• **Required work**
Each entry must be given again exactly as it appears, with images excluded.

[Records excerpted from a collection]

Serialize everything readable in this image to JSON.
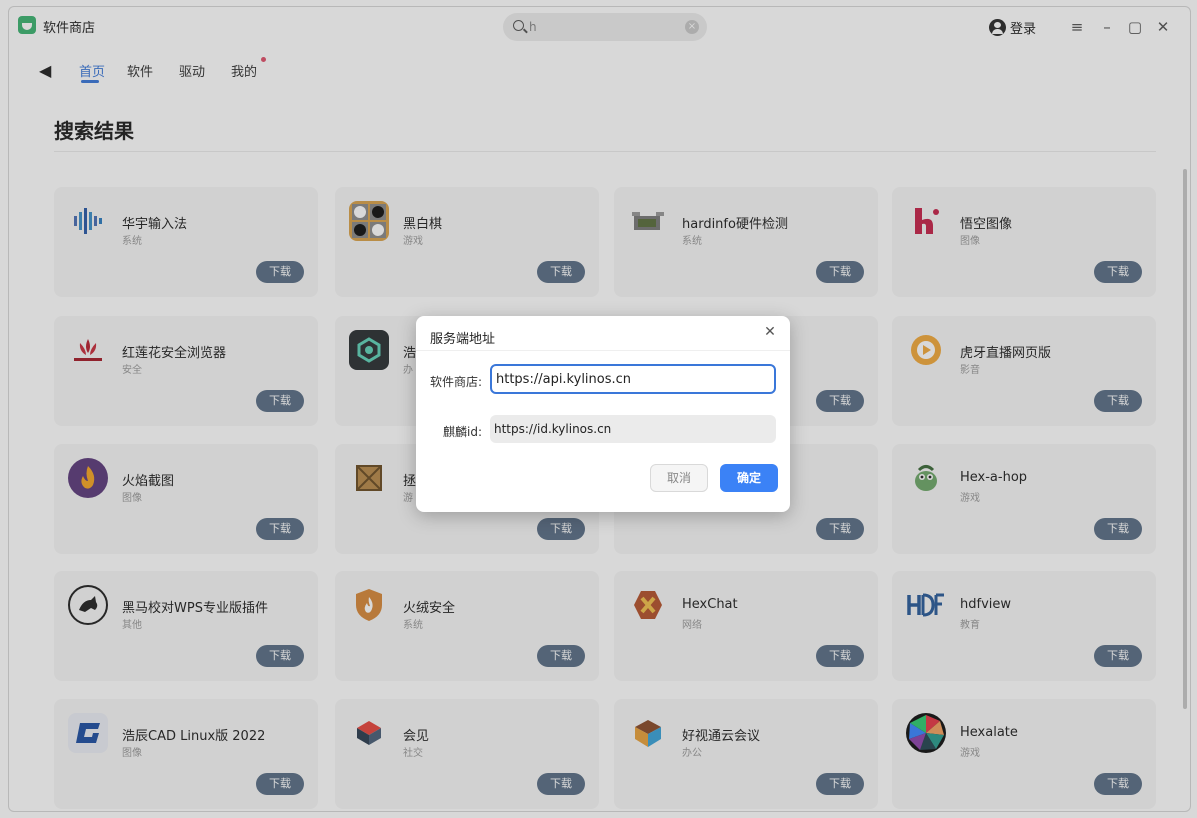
{
  "app": {
    "title": "软件商店"
  },
  "search": {
    "value": "h",
    "placeholder": ""
  },
  "header": {
    "login_label": "登录"
  },
  "nav": {
    "tabs": [
      "首页",
      "软件",
      "驱动",
      "我的"
    ]
  },
  "page": {
    "title": "搜索结果"
  },
  "download_label": "下载",
  "apps": [
    {
      "name": "华宇输入法",
      "category": "系统",
      "icon": "huayu-input-icon"
    },
    {
      "name": "黑白棋",
      "category": "游戏",
      "icon": "reversi-icon"
    },
    {
      "name": "hardinfo硬件检测",
      "category": "系统",
      "icon": "hardinfo-icon"
    },
    {
      "name": "悟空图像",
      "category": "图像",
      "icon": "wukong-image-icon"
    },
    {
      "name": "红莲花安全浏览器",
      "category": "安全",
      "icon": "honglianhua-browser-icon"
    },
    {
      "name": "浩",
      "category": "办",
      "icon": "haochen-app-icon"
    },
    {
      "name": "",
      "category": "",
      "icon": "hidden-app-icon"
    },
    {
      "name": "虎牙直播网页版",
      "category": "影音",
      "icon": "huya-live-icon"
    },
    {
      "name": "火焰截图",
      "category": "图像",
      "icon": "flameshot-icon"
    },
    {
      "name": "拯",
      "category": "游",
      "icon": "box-game-icon"
    },
    {
      "name": "",
      "category": "",
      "icon": "hidden-app-icon"
    },
    {
      "name": "Hex-a-hop",
      "category": "游戏",
      "icon": "hex-a-hop-icon"
    },
    {
      "name": "黑马校对WPS专业版插件",
      "category": "其他",
      "icon": "heima-proofread-icon"
    },
    {
      "name": "火绒安全",
      "category": "系统",
      "icon": "huorong-security-icon"
    },
    {
      "name": "HexChat",
      "category": "网络",
      "icon": "hexchat-icon"
    },
    {
      "name": "hdfview",
      "category": "教育",
      "icon": "hdfview-icon"
    },
    {
      "name": "浩辰CAD Linux版 2022",
      "category": "图像",
      "icon": "haochen-cad-icon"
    },
    {
      "name": "会见",
      "category": "社交",
      "icon": "huijian-icon"
    },
    {
      "name": "好视通云会议",
      "category": "办公",
      "icon": "haoshitong-icon"
    },
    {
      "name": "Hexalate",
      "category": "游戏",
      "icon": "hexalate-icon"
    }
  ],
  "dialog": {
    "title": "服务端地址",
    "store_label": "软件商店:",
    "store_value": "https://api.kylinos.cn",
    "kylin_label": "麒麟id:",
    "kylin_value": "https://id.kylinos.cn",
    "cancel_label": "取消",
    "ok_label": "确定"
  },
  "colors": {
    "accent": "#3a77d9",
    "download_button": "#5a6f86",
    "confirm_button": "#3b82f6",
    "notification_dot": "#e0506b"
  }
}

• **Solution to this exercise**
Serialize everything readable in this image to JSON.
{
  "app": {
    "title": "软件商店"
  },
  "search": {
    "value": "h",
    "placeholder": ""
  },
  "header": {
    "login_label": "登录"
  },
  "nav": {
    "tabs": [
      "首页",
      "软件",
      "驱动",
      "我的"
    ]
  },
  "page": {
    "title": "搜索结果"
  },
  "download_label": "下载",
  "apps": [
    {
      "name": "华宇输入法",
      "category": "系统",
      "icon": "huayu-input-icon"
    },
    {
      "name": "黑白棋",
      "category": "游戏",
      "icon": "reversi-icon"
    },
    {
      "name": "hardinfo硬件检测",
      "category": "系统",
      "icon": "hardinfo-icon"
    },
    {
      "name": "悟空图像",
      "category": "图像",
      "icon": "wukong-image-icon"
    },
    {
      "name": "红莲花安全浏览器",
      "category": "安全",
      "icon": "honglianhua-browser-icon"
    },
    {
      "name": "浩",
      "category": "办",
      "icon": "haochen-app-icon"
    },
    {
      "name": "",
      "category": "",
      "icon": "hidden-app-icon"
    },
    {
      "name": "虎牙直播网页版",
      "category": "影音",
      "icon": "huya-live-icon"
    },
    {
      "name": "火焰截图",
      "category": "图像",
      "icon": "flameshot-icon"
    },
    {
      "name": "拯",
      "category": "游",
      "icon": "box-game-icon"
    },
    {
      "name": "",
      "category": "",
      "icon": "hidden-app-icon"
    },
    {
      "name": "Hex-a-hop",
      "category": "游戏",
      "icon": "hex-a-hop-icon"
    },
    {
      "name": "黑马校对WPS专业版插件",
      "category": "其他",
      "icon": "heima-proofread-icon"
    },
    {
      "name": "火绒安全",
      "category": "系统",
      "icon": "huorong-security-icon"
    },
    {
      "name": "HexChat",
      "category": "网络",
      "icon": "hexchat-icon"
    },
    {
      "name": "hdfview",
      "category": "教育",
      "icon": "hdfview-icon"
    },
    {
      "name": "浩辰CAD Linux版 2022",
      "category": "图像",
      "icon": "haochen-cad-icon"
    },
    {
      "name": "会见",
      "category": "社交",
      "icon": "huijian-icon"
    },
    {
      "name": "好视通云会议",
      "category": "办公",
      "icon": "haoshitong-icon"
    },
    {
      "name": "Hexalate",
      "category": "游戏",
      "icon": "hexalate-icon"
    }
  ],
  "dialog": {
    "title": "服务端地址",
    "store_label": "软件商店:",
    "store_value": "https://api.kylinos.cn",
    "kylin_label": "麒麟id:",
    "kylin_value": "https://id.kylinos.cn",
    "cancel_label": "取消",
    "ok_label": "确定"
  },
  "colors": {
    "accent": "#3a77d9",
    "download_button": "#5a6f86",
    "confirm_button": "#3b82f6",
    "notification_dot": "#e0506b"
  }
}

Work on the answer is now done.